### Material shown
◇ ◇ ◇ ◇

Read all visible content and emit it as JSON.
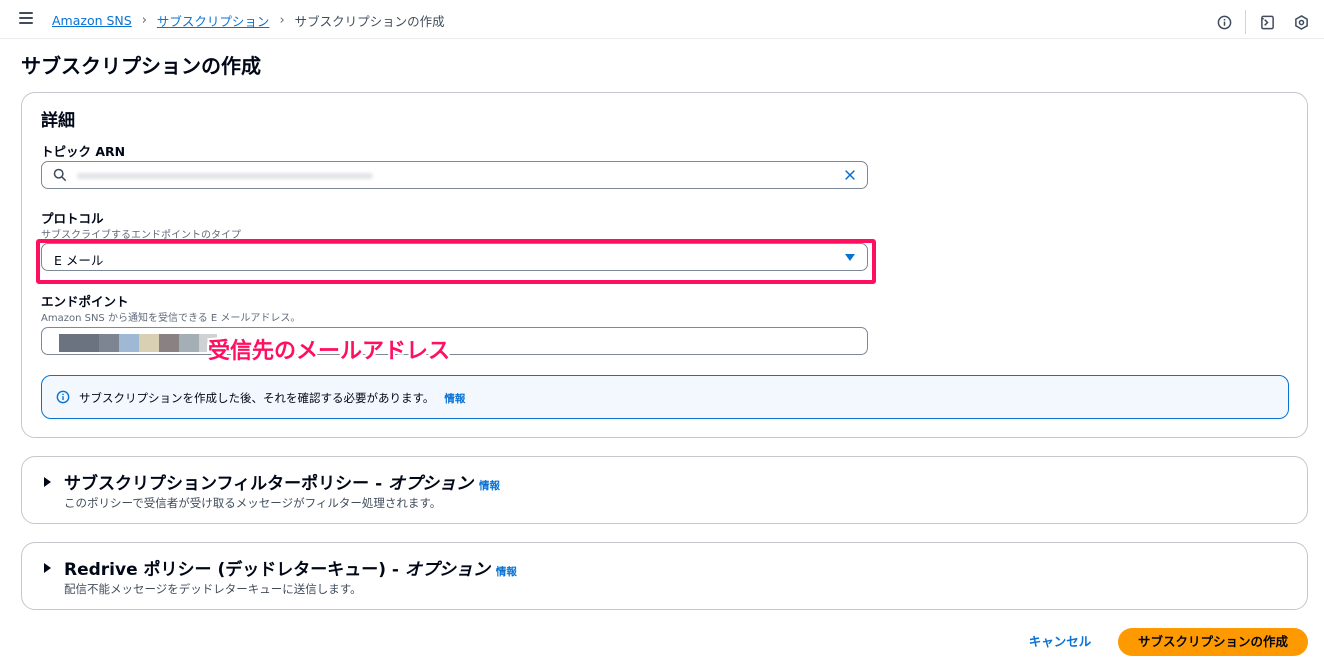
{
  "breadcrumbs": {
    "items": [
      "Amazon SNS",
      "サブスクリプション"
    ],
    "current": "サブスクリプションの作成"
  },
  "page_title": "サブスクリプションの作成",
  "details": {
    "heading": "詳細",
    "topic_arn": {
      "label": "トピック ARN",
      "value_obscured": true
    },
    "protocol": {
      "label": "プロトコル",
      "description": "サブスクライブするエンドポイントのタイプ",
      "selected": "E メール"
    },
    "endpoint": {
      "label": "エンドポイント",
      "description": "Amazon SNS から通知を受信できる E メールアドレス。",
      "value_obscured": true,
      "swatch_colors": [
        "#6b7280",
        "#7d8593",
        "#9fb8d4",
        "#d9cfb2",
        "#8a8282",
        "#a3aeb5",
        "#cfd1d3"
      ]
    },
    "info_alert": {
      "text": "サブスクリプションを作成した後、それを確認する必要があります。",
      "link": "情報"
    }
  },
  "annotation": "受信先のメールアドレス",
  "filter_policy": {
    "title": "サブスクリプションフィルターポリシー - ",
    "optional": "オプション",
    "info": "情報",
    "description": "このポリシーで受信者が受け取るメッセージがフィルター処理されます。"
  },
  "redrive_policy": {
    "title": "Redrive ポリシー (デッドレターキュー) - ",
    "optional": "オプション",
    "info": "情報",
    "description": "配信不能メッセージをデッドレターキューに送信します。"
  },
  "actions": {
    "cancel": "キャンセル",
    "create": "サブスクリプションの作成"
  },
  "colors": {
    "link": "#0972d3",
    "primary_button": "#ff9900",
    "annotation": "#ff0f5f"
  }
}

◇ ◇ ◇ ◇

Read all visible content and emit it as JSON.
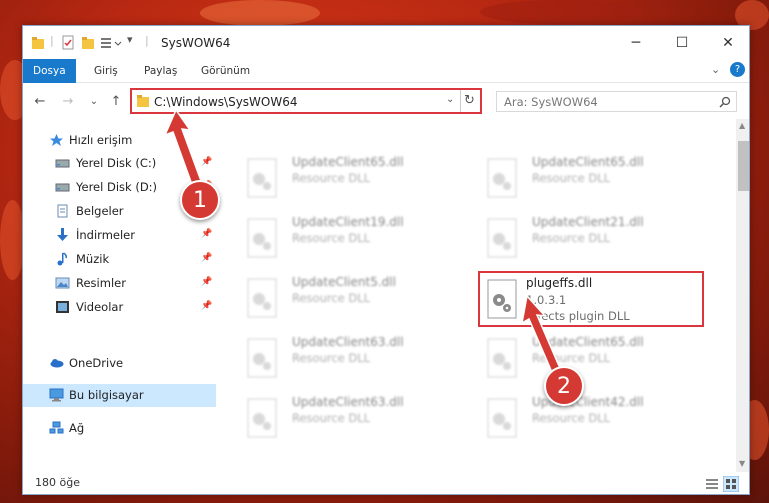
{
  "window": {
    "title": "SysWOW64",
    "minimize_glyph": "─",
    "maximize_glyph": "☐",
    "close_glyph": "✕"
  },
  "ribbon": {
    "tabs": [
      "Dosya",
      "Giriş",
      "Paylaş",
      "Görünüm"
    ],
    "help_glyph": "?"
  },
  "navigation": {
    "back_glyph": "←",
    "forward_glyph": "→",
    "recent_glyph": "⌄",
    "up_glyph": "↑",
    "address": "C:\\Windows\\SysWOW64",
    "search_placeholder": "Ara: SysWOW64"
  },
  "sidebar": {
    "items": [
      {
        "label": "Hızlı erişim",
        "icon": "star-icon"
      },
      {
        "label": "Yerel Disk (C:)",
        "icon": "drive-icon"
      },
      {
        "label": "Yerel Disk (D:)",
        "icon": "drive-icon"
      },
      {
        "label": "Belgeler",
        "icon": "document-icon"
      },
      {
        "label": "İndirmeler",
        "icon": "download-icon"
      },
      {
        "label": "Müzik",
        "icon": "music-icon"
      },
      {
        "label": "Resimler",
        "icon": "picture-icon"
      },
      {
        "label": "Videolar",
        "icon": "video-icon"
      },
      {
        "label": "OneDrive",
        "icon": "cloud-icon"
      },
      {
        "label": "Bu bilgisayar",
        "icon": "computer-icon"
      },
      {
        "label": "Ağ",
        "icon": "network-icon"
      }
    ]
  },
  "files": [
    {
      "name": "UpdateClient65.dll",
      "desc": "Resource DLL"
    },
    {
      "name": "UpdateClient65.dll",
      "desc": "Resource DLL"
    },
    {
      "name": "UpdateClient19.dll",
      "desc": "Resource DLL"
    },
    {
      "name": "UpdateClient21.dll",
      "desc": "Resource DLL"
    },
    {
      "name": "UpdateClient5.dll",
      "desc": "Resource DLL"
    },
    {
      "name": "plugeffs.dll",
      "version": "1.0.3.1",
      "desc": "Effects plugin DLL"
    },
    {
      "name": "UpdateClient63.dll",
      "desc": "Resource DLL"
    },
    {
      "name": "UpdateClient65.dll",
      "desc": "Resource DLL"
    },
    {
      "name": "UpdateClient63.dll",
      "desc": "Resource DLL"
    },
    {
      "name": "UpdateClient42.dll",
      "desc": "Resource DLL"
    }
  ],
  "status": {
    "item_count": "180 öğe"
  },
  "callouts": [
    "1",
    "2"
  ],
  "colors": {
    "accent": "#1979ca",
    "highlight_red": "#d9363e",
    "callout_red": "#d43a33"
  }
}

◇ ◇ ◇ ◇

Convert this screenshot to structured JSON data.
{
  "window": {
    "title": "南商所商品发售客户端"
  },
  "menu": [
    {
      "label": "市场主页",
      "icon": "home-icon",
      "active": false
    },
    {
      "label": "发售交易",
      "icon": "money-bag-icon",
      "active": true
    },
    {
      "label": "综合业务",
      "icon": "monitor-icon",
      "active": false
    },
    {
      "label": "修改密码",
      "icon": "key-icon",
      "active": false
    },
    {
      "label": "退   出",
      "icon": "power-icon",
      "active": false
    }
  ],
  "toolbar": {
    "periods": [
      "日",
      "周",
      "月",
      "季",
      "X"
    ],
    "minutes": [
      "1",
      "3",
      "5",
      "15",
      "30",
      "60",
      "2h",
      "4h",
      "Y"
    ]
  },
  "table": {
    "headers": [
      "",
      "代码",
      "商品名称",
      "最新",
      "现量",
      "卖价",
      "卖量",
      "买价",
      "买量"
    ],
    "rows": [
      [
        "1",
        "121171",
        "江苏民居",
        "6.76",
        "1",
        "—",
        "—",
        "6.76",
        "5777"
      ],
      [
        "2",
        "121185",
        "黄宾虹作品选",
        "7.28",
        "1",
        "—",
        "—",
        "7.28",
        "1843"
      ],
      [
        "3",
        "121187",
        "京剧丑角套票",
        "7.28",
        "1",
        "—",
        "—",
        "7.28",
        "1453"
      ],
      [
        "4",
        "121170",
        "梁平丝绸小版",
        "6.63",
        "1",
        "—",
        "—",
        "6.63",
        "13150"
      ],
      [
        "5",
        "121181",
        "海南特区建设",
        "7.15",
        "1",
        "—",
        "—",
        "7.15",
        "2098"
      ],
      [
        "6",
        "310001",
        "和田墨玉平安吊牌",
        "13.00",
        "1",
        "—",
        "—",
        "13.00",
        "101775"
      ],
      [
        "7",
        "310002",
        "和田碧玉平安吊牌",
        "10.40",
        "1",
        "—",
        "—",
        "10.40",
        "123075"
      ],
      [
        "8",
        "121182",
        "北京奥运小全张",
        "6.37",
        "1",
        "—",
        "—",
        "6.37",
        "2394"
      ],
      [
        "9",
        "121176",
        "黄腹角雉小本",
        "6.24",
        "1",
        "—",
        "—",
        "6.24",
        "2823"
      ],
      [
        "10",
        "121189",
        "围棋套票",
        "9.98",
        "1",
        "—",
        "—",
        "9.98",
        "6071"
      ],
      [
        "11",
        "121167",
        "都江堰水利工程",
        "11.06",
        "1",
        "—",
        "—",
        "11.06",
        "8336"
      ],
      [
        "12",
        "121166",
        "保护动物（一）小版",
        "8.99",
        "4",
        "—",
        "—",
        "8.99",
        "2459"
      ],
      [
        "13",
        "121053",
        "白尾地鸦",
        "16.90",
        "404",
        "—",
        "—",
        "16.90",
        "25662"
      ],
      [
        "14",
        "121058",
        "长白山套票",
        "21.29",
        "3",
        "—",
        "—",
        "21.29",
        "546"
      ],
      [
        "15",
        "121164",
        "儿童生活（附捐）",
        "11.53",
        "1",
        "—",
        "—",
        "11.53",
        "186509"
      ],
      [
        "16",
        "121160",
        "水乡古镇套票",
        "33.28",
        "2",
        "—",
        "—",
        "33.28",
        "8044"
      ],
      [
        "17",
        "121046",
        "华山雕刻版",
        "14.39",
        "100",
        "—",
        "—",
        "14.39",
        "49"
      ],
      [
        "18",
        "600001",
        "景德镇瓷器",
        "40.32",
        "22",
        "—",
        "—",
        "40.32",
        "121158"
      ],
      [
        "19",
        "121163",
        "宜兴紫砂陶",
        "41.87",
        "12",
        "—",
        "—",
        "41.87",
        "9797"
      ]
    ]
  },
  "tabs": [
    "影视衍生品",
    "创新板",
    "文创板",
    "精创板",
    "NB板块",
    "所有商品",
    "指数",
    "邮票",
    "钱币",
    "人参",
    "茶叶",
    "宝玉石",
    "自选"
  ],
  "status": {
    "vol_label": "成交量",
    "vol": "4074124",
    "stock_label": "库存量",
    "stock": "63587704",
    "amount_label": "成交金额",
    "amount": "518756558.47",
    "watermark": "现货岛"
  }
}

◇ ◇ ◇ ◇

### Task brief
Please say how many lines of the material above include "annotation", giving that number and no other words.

### Written solution
2